“Our regulations take the approach that we’re going to add as many regulatory protections as needed to ensure that public health and the environment are protected,” Grumbles said.

Del. Dan Morhaim, a Baltimore County Democrat, was unpersuaded, raising a series of other concerns. He questioned the deterrence value of penalties laid out in the regulation, which would charge violators up to $1,000 a day, with a maximum of $50,000. Fines that size are just “the cost of doing business” for many oil and gas companies, Morhaim said.

Morhaim also argued that the rules don’t guarantee that doctors like himself can learn what chemicals are in use at drilling sites when they have patients complaining of health problems after being exposed to a fracking operation.

“This needs more work,” he said.

Several other lawmakers joined Morhaim in asking the MDE secretary to look at further strengthening some provisions. The environment secretary said he would consider it, though he said later that would require re-proposing the regulations.

David Vanko, a geology professor and dean at Towson University who had been chairman of the O’Malley administration commission studying drilling safeguards, told the legislative committee that while the Hogan rules were indeed stronger than the preceding set in several regards, they had also reduced the required setbacks for compressor stations and other facilities that accompany a gas well. He also noted that air quality monitoring requirements were pared.

Vanko pointed out that neither O’Malley nor Hogan had acted on one key commission recommendation — to impose a state severance tax on any gas that’s extracted. The funds could help pay for remediation when things go wrong and there’s no company that can be held liable, he noted.

Another member of that commission, former Montgomery County Del. Heather Mizeur, said she’s become convinced it’s impossible to make rules stringent enough to ensure there won’t be problems with fracking or its related activities.

“It’s all an illusion,” Mizeur said. “We cannot guarantee the safety of our water and our environment and our local economies and our public health unless we keep this form of extreme extraction at bay, keep the resource in the ground.”

Health and environmental advocates cited a growing body of research they said showed that hydraulic fracturing and related activities cause air, water and groundwater pollution. They noted that scientists at Johns Hopkins University have done a series of studies that find varied health problems associated with drilling near people’s homes, including premature births, asthma attacks, sinus infections, fatigue and migraine headaches.

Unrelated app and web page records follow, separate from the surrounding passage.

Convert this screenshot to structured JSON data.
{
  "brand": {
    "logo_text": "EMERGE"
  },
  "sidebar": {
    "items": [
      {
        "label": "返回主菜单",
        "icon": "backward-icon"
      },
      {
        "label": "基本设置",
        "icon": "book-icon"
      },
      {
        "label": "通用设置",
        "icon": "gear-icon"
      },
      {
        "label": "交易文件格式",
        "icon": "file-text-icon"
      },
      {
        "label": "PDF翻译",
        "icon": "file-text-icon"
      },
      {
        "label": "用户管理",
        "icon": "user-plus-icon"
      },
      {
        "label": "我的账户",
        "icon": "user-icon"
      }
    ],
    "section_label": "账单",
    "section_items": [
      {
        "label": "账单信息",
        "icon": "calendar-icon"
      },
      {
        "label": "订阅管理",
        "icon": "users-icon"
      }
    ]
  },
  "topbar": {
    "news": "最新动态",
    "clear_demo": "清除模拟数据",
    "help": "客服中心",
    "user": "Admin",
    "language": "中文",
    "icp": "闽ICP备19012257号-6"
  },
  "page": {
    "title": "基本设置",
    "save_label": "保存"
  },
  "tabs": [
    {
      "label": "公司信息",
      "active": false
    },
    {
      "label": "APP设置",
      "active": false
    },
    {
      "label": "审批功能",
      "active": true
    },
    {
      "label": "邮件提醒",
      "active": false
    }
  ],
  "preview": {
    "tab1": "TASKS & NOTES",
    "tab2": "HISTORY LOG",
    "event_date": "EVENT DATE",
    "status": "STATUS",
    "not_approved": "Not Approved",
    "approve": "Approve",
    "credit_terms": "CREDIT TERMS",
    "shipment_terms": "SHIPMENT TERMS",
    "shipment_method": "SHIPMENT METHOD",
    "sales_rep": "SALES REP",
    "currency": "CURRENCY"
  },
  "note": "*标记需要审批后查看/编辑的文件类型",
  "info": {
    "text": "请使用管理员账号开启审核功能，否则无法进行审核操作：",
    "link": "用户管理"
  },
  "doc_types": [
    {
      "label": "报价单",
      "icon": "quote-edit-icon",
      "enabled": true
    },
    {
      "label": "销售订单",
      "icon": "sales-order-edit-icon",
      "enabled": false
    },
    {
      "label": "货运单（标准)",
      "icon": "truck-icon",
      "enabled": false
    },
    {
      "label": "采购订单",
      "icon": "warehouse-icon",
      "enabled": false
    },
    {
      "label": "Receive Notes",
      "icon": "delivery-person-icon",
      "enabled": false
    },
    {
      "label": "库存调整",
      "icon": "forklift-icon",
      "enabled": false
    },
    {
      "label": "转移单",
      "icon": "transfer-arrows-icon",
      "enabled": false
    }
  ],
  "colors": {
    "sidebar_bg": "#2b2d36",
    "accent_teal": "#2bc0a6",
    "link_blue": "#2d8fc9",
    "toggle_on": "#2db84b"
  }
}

Meanwhile, Barbara Beelar, head of the Friends of Deep Creek Lake, challenged Grumbles’ assertion that drilling would be banned in the watershed that hosts many vacation homes. The rules don’t prohibit horizontal drilling into the lake’s drainage basin, she said.

A real estate professional cited studies showing that property values have declined near gas wells. And Ron Gregory, a Rockville resident with a vacation home at Deep Creek Lake, warned that he would sell it if fracking was allowed.

On the other side, leaders of construction unions urged lawmakers to let the regulations take effect. Drilling will bring needed jobs, they said, and the rules appear stringent enough to guarantee workers’ safety.

If anything, the rules are too strict, argued Del. Wendell Beitzel, a Western Maryland Republican. He said the region has accommodated an earlier wave of natural gas drilling, and he called the state’s failure to open the doors to fracking the “poster child” for those critics who contend the state is unfriendly to business.

Bill Bishoff, a Garrett County dairy farmer who is president of the county Farm Bureau, said farmers and other property owners who favor gas drilling support the rules, though they consider them “a bitter compromise.” They’re so stringent they’re likely to discourage the industry from drilling in Maryland for years until the market tightens up and gas prices can cover the higher costs of complying with state rules, he said.

Even so, Bishoff expressed frustration that the debate has dragged on for years.

“It’s a huge game of whack-a-mole,” he concluded. As regulations have been drafted and debated to address concerns, he said, opponents “keep coming up with new concerns.”